Quinn, who is considered a leading contender to replace Mayor Michel Bloomberg next year, sent a letter to the president of New York University imploring him to sever ties with the chain and effectively remove the restaurant entirely from the city.
“Let me be clear,” Quinn wrote. “I do not want establishments in my city that hold such discriminatory views. We are a city that believes our diversity is our greatest strength and we will fight anything and anyone that runs counter to that.”
Chick-fil-A has a long history of donating money to right-wing Christian groups and anti-gay marriage organizations. In 2009 alone, the company sent $1.7 million to such causes. The furor over the chain’s traditionalist beliefs boiled over a few weeks ago though, when Chick-fil-A President and CEO Dan Cathy told an interviewer from the Baptist Press that he was, “guilty as charged,” of allegations that he opposes same-sex marriage, prompting a backlash from politicians, activists and even the Muppets.
Should the chain get booted, Quinn asked NYU’s president to bring in a more tolerant business in its place, and to retain Chick-fil-A’s workers as employees of whatever restaurant takes over the space.

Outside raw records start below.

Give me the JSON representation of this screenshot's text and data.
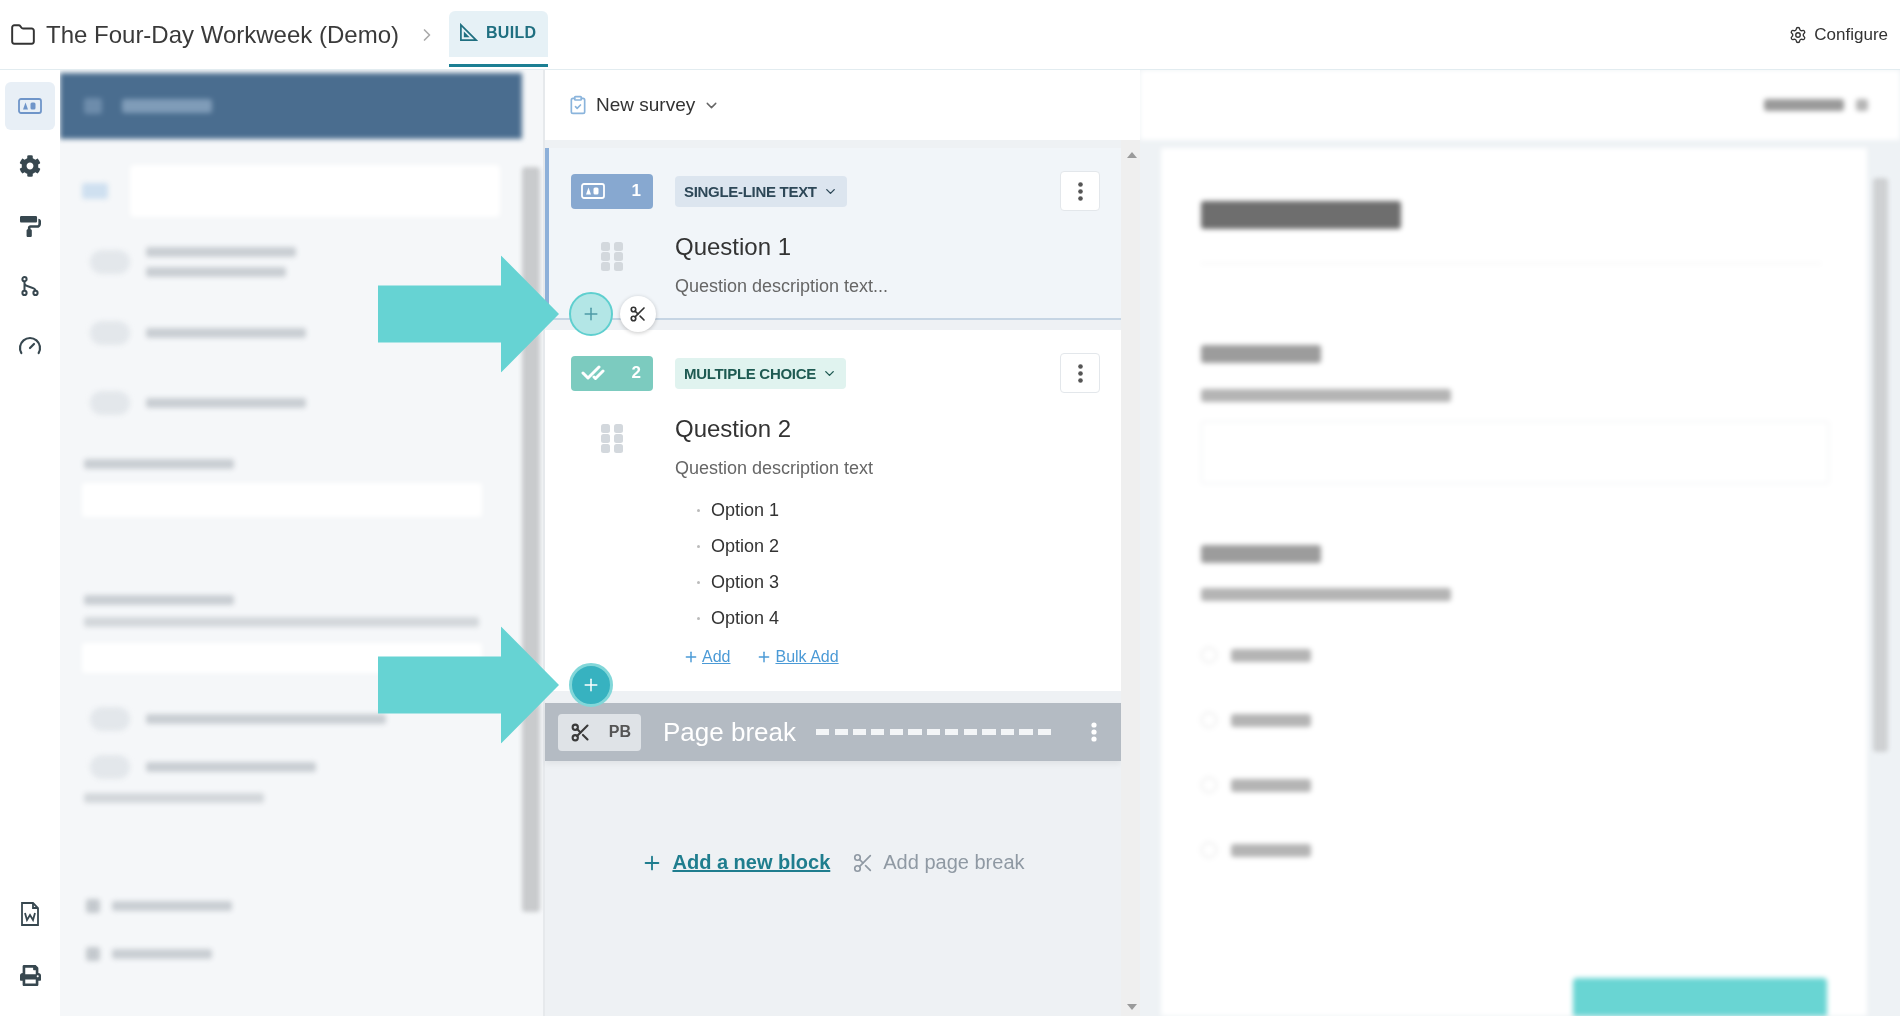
{
  "topbar": {
    "project_title": "The Four-Day Workweek (Demo)",
    "tabs": [
      {
        "label": "BUILD",
        "selected": true
      }
    ],
    "configure": "Configure"
  },
  "toolstrip": {
    "tools": [
      {
        "kind": "text",
        "selected": true
      },
      {
        "kind": "settings",
        "selected": false
      },
      {
        "kind": "style",
        "selected": false
      },
      {
        "kind": "logic",
        "selected": false
      },
      {
        "kind": "gauge",
        "selected": false
      }
    ],
    "bottom_tools": [
      {
        "kind": "document"
      },
      {
        "kind": "print"
      }
    ]
  },
  "editor": {
    "survey_name": "New survey",
    "questions": [
      {
        "kind": "text",
        "number": "1",
        "type_label": "SINGLE-LINE TEXT",
        "title": "Question 1",
        "description": "Question description text...",
        "selected": true,
        "insert": {
          "active": false,
          "cut": true,
          "callout": true
        }
      },
      {
        "kind": "choice",
        "number": "2",
        "type_label": "MULTIPLE CHOICE",
        "title": "Question 2",
        "description": "Question description text",
        "selected": false,
        "options": [
          "Option 1",
          "Option 2",
          "Option 3",
          "Option 4"
        ],
        "option_actions": [
          "Add",
          "Bulk Add"
        ],
        "insert": {
          "active": true,
          "cut": false,
          "callout": true
        }
      }
    ],
    "page_break": {
      "badge": "PB",
      "label": "Page break"
    },
    "footer_actions": [
      {
        "kind": "block",
        "label": "Add a new block",
        "disabled": false
      },
      {
        "kind": "break",
        "label": "Add page break",
        "disabled": true
      }
    ]
  }
}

On Saturday, she also started an online petition calling for Cathy to apologize and, “change his position” on same-sex marriage.
Quinn’s stance is at odds with Bloomberg, who said in an interview Friday that a business’ politics should not impact how they are treated by the government. That’s the same reasoning put forth by Menino who, though he told Chick-fil-A it wasn’t welcome in Boston, later admitted that it would be wrong to block the chain from obtaining the proper permits because of its owner’s politics.
Currently, the Chick-fil-A at New York University is the only branch anywhere in the city. Back in March, NYU students protested the chain’s presence on campus, pressuring the student council to ban it. The council ultimately voted to let the chain stay, arguing that banning a business because of its owner’s beliefs would be an assault on personal freedom of expression.